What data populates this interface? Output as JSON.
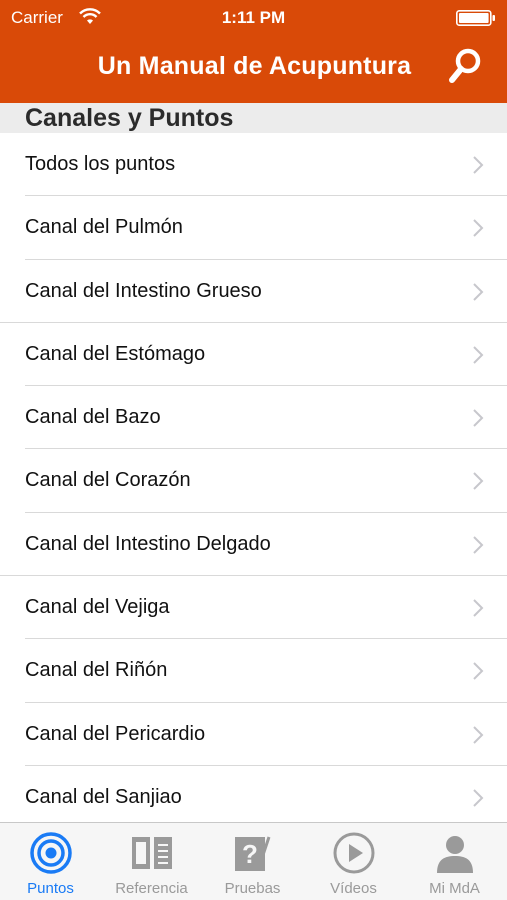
{
  "status_bar": {
    "carrier": "Carrier",
    "time": "1:11 PM"
  },
  "nav": {
    "title": "Un Manual de Acupuntura",
    "search_icon": "search-icon"
  },
  "section": {
    "title": "Canales y Puntos"
  },
  "list_items": [
    {
      "label": "Todos los puntos"
    },
    {
      "label": "Canal del Pulmón"
    },
    {
      "label": "Canal del Intestino Grueso"
    },
    {
      "label": "Canal del Estómago"
    },
    {
      "label": "Canal del Bazo"
    },
    {
      "label": "Canal del Corazón"
    },
    {
      "label": "Canal del Intestino Delgado"
    },
    {
      "label": "Canal del Vejiga"
    },
    {
      "label": "Canal del Riñón"
    },
    {
      "label": "Canal del Pericardio"
    },
    {
      "label": "Canal del Sanjiao"
    }
  ],
  "tabs": [
    {
      "label": "Puntos",
      "icon": "target-icon",
      "active": true
    },
    {
      "label": "Referencia",
      "icon": "book-icon",
      "active": false
    },
    {
      "label": "Pruebas",
      "icon": "quiz-icon",
      "active": false
    },
    {
      "label": "Vídeos",
      "icon": "play-icon",
      "active": false
    },
    {
      "label": "Mi MdA",
      "icon": "person-icon",
      "active": false
    }
  ],
  "colors": {
    "header": "#d94a08",
    "tab_active": "#1a7bf5",
    "tab_inactive": "#9a9a9a"
  }
}
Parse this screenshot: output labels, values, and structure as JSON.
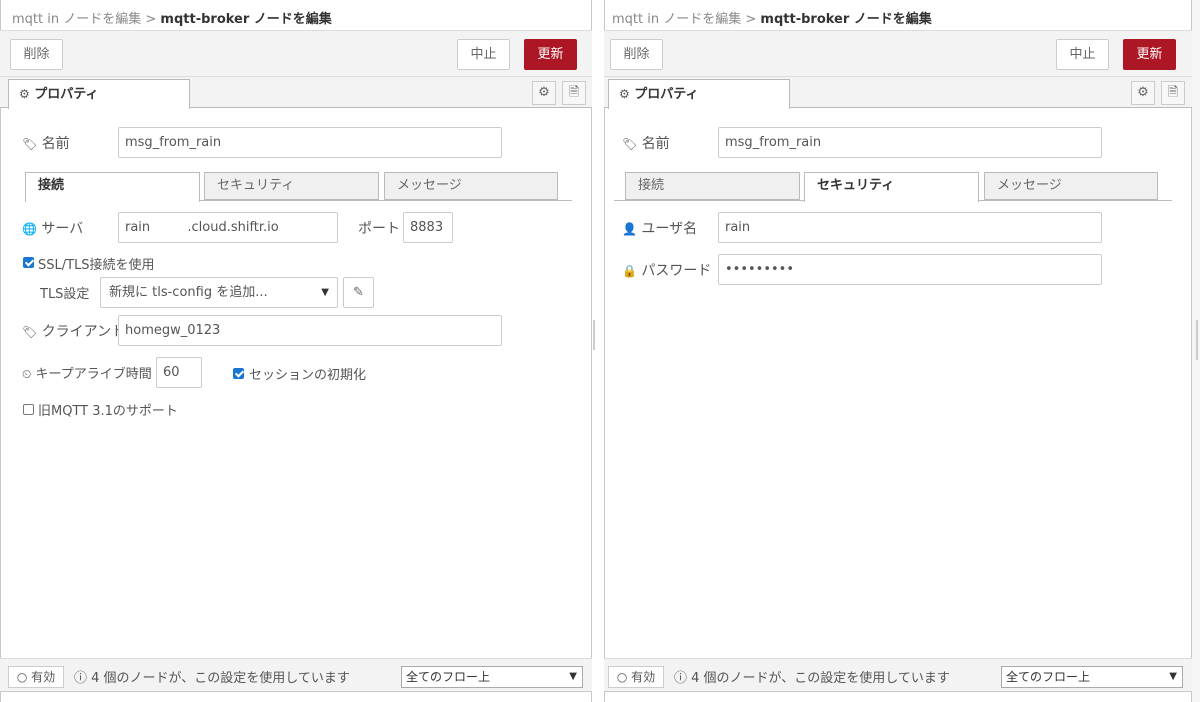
{
  "breadcrumb": {
    "parent": "mqtt in ノードを編集",
    "separator": ">",
    "current": "mqtt-broker ノードを編集"
  },
  "toolbar": {
    "delete_label": "削除",
    "cancel_label": "中止",
    "update_label": "更新"
  },
  "properties_tab": {
    "label": "プロパティ"
  },
  "left": {
    "name_label": "名前",
    "name_value": "msg_from_rain",
    "tabs": [
      "接続",
      "セキュリティ",
      "メッセージ"
    ],
    "active_tab": "接続",
    "server_label": "サーバ",
    "server_value": "rain         .cloud.shiftr.io",
    "port_label": "ポート",
    "port_value": "8883",
    "ssl_label": "SSL/TLS接続を使用",
    "ssl_checked": true,
    "tls_label": "TLS設定",
    "tls_value": "新規に tls-config を追加...",
    "client_label": "クライアント",
    "client_value": "homegw_0123",
    "keepalive_label": "キープアライブ時間",
    "keepalive_value": "60",
    "session_label": "セッションの初期化",
    "session_checked": true,
    "legacy_label": "旧MQTT 3.1のサポート",
    "legacy_checked": false
  },
  "right": {
    "name_label": "名前",
    "name_value": "msg_from_rain",
    "tabs": [
      "接続",
      "セキュリティ",
      "メッセージ"
    ],
    "active_tab": "セキュリティ",
    "user_label": "ユーザ名",
    "user_value": "rain",
    "password_label": "パスワード",
    "password_value": "•••••••••"
  },
  "footer": {
    "enabled_label": "有効",
    "usage_text": "4 個のノードが、この設定を使用しています",
    "scope_value": "全てのフロー上"
  },
  "colors": {
    "accent": "#ad1625",
    "checkbox": "#1976d2"
  },
  "icons": [
    "gear-icon",
    "document-icon",
    "tag-icon",
    "globe-icon",
    "pencil-icon",
    "clock-icon",
    "user-icon",
    "lock-icon",
    "info-icon",
    "circle-icon",
    "caret-down-icon"
  ]
}
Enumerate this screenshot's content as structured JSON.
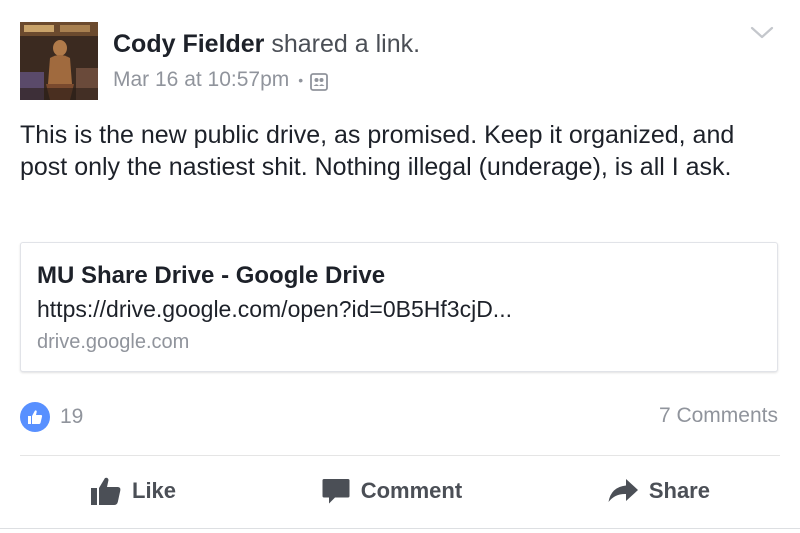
{
  "post": {
    "author": "Cody Fielder",
    "action_text": "shared a link.",
    "timestamp": "Mar 16 at 10:57pm",
    "meta_separator": "•",
    "audience_icon": "friends-icon",
    "message": "This is the new public drive, as promised. Keep it organized, and post only the nastiest shit. Nothing illegal (underage), is all I ask."
  },
  "link_card": {
    "title": "MU Share Drive - Google Drive",
    "url": "https://drive.google.com/open?id=0B5Hf3cjD...",
    "domain": "drive.google.com"
  },
  "reactions": {
    "icon": "thumbs-up-icon",
    "count": "19",
    "comments": "7 Comments"
  },
  "actions": {
    "like": "Like",
    "comment": "Comment",
    "share": "Share"
  },
  "colors": {
    "like_blue": "#5890ff",
    "text_primary": "#1d2129",
    "text_secondary": "#90949c",
    "action_gray": "#4b4f56"
  }
}
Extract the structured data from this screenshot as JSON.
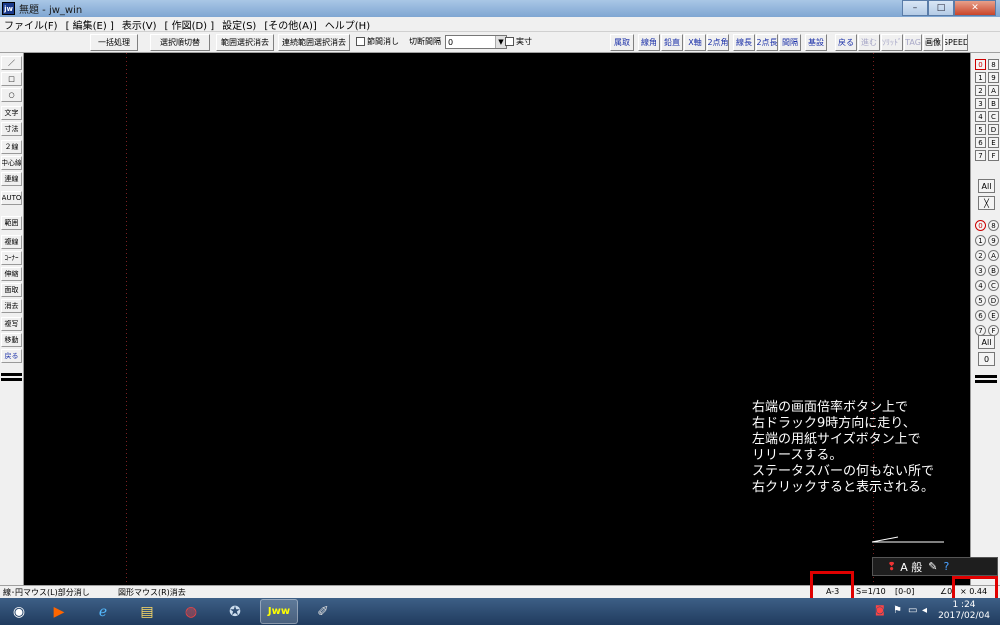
{
  "window": {
    "title": "無題 - jw_win",
    "app_icon": "jw",
    "min": "–",
    "max": "□",
    "close": "✕"
  },
  "menu": [
    "ファイル(F)",
    "[ 編集(E) ]",
    "表示(V)",
    "[ 作図(D) ]",
    "設定(S)",
    "[その他(A)]",
    "ヘルプ(H)"
  ],
  "toolbar": {
    "ikkatsu": "一括処理",
    "sentakujun": "選択順切替",
    "hanni_sentaku": "範囲選択消去",
    "renzoku_hanni": "連続範囲選択消去",
    "setsudan_check": "節間消し",
    "kiridashi_label": "切断間隔",
    "kiridashi_value": "0",
    "jissun": "実寸",
    "right_buttons": [
      "属取",
      "線角",
      "鉛直",
      "X軸",
      "2点角",
      "線長",
      "2点長",
      "間隔",
      "基設",
      "戻る",
      "進む",
      "ｿﾘｯﾄﾞ",
      "TAG",
      "画像",
      "SPEED"
    ]
  },
  "left_tools": [
    "／",
    "□",
    "○",
    "文字",
    "寸法",
    "２線",
    "中心線",
    "連線",
    "AUTO",
    "範囲",
    "複線",
    "ｺｰﾅｰ",
    "伸縮",
    "面取",
    "消去",
    "複写",
    "移動",
    "戻る"
  ],
  "right_tools": {
    "layers_top": [
      "0",
      "8",
      "1",
      "9",
      "2",
      "A",
      "3",
      "B",
      "4",
      "C",
      "5",
      "D",
      "6",
      "E",
      "7",
      "F"
    ],
    "all_top": "All",
    "cross": "╳",
    "layers_bottom": [
      "0",
      "8",
      "1",
      "9",
      "2",
      "A",
      "3",
      "B",
      "4",
      "C",
      "5",
      "D",
      "6",
      "E",
      "7",
      "F"
    ],
    "all_bottom": "All",
    "zero": "0"
  },
  "annotation": [
    "右端の画面倍率ボタン上で",
    "右ドラック9時方向に走り、",
    "左端の用紙サイズボタン上で",
    "リリースする。",
    "ステータスバーの何もない所で",
    "右クリックすると表示される。"
  ],
  "ime": {
    "mode": "A 般"
  },
  "status": {
    "left": "線･円マウス(L)部分消し",
    "center": "図形マウス(R)消去",
    "paper": "A-3",
    "scale": "S=1/10",
    "layer": "[0-0]",
    "angle": "∠0",
    "zoom": "× 0.44"
  },
  "taskbar": {
    "clock_time": "1 :24",
    "clock_date": "2017/02/04"
  },
  "colors": {
    "highlight_box": "#e00000",
    "canvas": "#000000"
  }
}
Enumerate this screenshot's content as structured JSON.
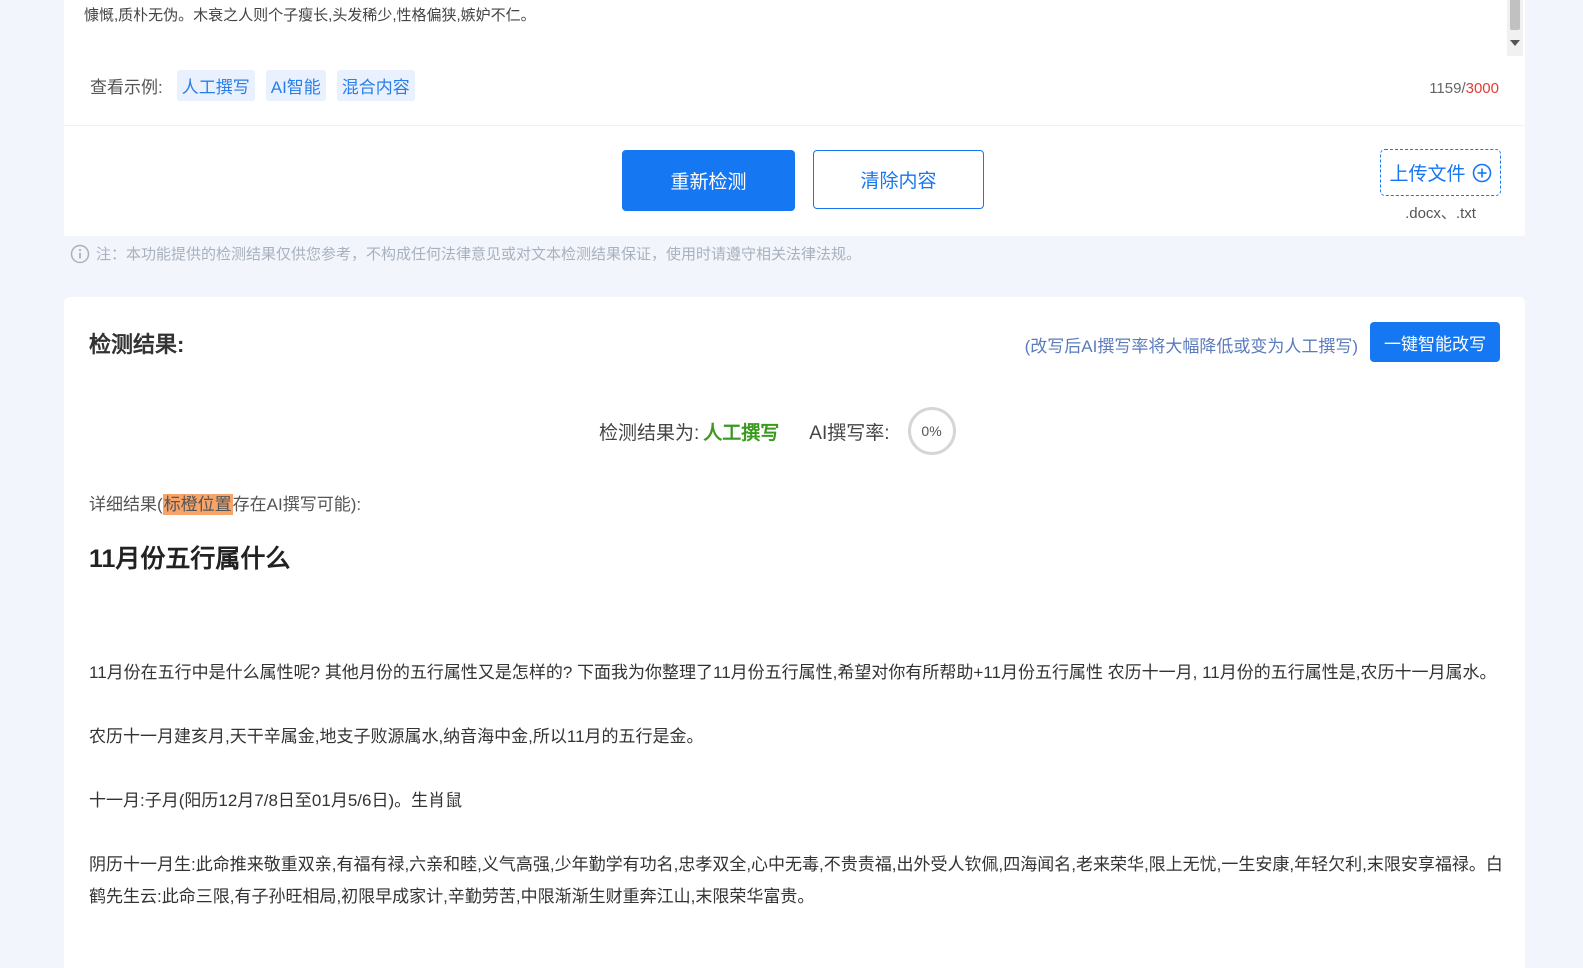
{
  "input": {
    "text_excerpt": "慷慨,质朴无伪。木衰之人则个子瘦长,头发稀少,性格偏狭,嫉妒不仁。",
    "examples_label": "查看示例:",
    "example_tags": [
      "人工撰写",
      "AI智能",
      "混合内容"
    ],
    "char_count": "1159/",
    "char_max": "3000"
  },
  "actions": {
    "recheck_label": "重新检测",
    "clear_label": "清除内容",
    "upload_label": "上传文件",
    "upload_hint": ".docx、.txt"
  },
  "note": "注：本功能提供的检测结果仅供您参考，不构成任何法律意见或对文本检测结果保证，使用时请遵守相关法律法规。",
  "result": {
    "title": "检测结果:",
    "rewrite_hint": "(改写后AI撰写率将大幅降低或变为人工撰写)",
    "rewrite_button": "一键智能改写",
    "summary_label": "检测结果为:",
    "summary_value": "人工撰写",
    "ai_rate_label": "AI撰写率:",
    "ai_rate_value": "0%",
    "detail_prefix": "详细结果(",
    "detail_highlight": "标橙位置",
    "detail_suffix": "存在AI撰写可能):",
    "article_title": "11月份五行属什么",
    "paragraphs": [
      "11月份在五行中是什么属性呢? 其他月份的五行属性又是怎样的? 下面我为你整理了11月份五行属性,希望对你有所帮助+11月份五行属性 农历十一月, 11月份的五行属性是,农历十一月属水。",
      "农历十一月建亥月,天干辛属金,地支子败源属水,纳音海中金,所以11月的五行是金。",
      "十一月:子月(阳历12月7/8日至01月5/6日)。生肖鼠",
      "阴历十一月生:此命推来敬重双亲,有福有禄,六亲和睦,义气高强,少年勤学有功名,忠孝双全,心中无毒,不贵责福,出外受人钦佩,四海闻名,老来荣华,限上无忧,一生安康,年轻欠利,末限安享福禄。白鹤先生云:此命三限,有子孙旺相局,初限早成家计,辛勤劳苦,中限渐渐生财重奔江山,末限荣华富贵。"
    ]
  },
  "colors": {
    "primary": "#1677f2",
    "human_result": "#3a9a1e",
    "highlight": "#f7a46b",
    "limit": "#e53935"
  }
}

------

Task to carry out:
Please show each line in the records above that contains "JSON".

Finished exercise:
What data populates this interface? Output as JSON.
Parse this screenshot: output labels, values, and structure as JSON.
Enumerate this screenshot's content as structured JSON.
Extract the structured data from this screenshot as JSON.
Enumerate this screenshot's content as structured JSON.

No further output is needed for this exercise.